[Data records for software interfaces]
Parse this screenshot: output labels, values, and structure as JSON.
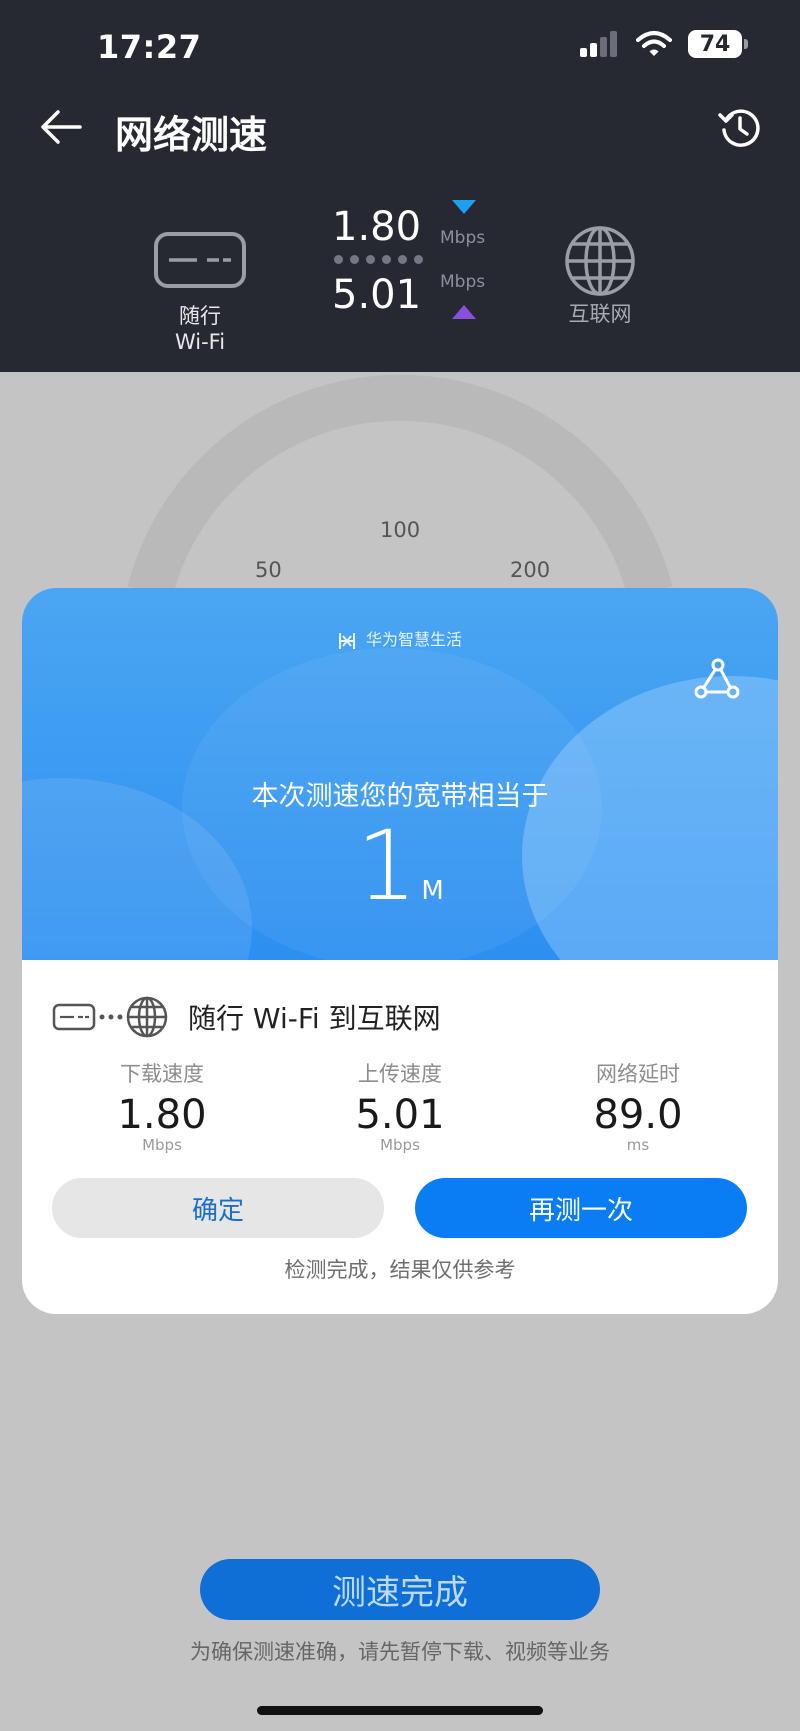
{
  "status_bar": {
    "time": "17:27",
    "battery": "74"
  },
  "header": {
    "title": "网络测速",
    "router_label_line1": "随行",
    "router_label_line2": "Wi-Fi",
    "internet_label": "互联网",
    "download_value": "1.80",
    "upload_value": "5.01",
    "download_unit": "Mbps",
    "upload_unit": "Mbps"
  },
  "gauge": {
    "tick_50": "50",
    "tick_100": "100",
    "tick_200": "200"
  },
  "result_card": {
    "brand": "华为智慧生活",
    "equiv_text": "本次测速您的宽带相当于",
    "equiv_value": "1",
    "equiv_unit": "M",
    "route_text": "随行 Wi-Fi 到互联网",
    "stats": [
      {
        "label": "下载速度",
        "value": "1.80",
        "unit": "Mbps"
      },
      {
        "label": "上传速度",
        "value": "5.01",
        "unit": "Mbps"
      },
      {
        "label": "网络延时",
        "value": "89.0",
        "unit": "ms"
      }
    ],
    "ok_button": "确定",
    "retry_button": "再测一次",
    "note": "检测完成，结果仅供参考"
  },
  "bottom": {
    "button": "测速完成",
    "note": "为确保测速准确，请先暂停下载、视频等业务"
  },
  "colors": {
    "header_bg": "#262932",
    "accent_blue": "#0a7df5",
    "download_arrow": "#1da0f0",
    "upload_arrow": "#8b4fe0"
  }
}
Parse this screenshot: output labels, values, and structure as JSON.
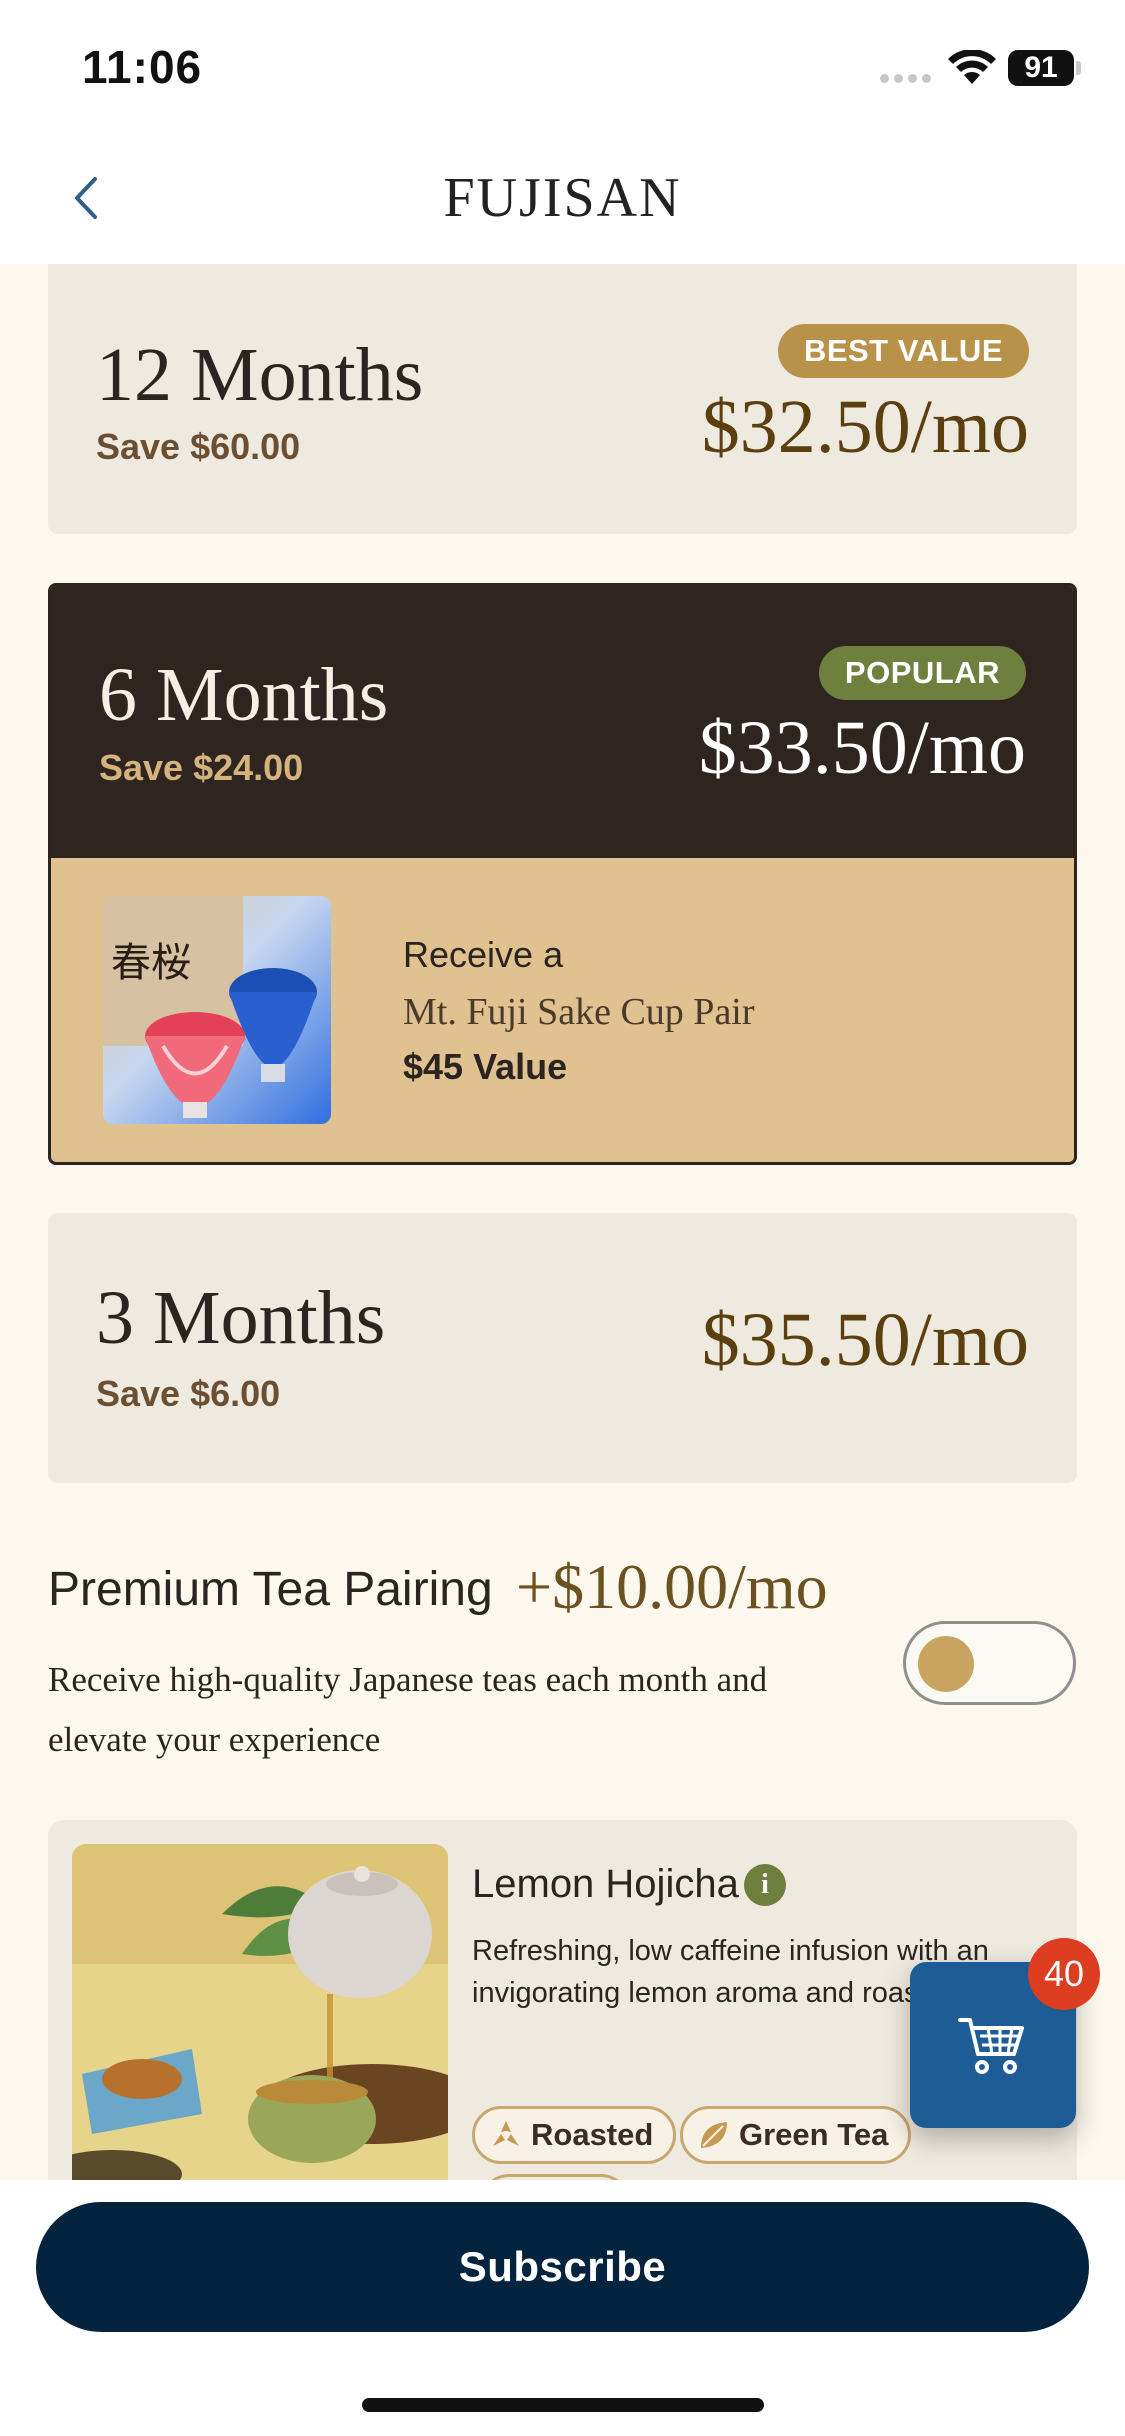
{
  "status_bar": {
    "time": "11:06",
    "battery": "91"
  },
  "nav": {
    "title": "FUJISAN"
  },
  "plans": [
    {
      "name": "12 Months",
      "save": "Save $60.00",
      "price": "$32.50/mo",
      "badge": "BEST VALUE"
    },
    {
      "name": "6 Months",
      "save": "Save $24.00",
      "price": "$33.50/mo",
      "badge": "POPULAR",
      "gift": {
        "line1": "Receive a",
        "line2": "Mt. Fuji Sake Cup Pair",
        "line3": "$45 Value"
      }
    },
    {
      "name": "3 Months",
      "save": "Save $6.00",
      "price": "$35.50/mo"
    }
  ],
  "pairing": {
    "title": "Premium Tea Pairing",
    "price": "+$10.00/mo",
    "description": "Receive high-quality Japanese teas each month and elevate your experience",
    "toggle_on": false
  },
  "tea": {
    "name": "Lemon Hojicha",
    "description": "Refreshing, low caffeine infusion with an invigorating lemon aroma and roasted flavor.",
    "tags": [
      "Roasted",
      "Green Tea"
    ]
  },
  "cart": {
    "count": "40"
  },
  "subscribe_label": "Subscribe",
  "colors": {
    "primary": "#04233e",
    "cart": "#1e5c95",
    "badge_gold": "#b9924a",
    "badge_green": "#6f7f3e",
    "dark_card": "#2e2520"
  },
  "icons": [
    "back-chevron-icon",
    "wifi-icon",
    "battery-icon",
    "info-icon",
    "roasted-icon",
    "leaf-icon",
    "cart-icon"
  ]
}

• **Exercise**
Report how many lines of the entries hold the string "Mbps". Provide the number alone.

• **Result**
4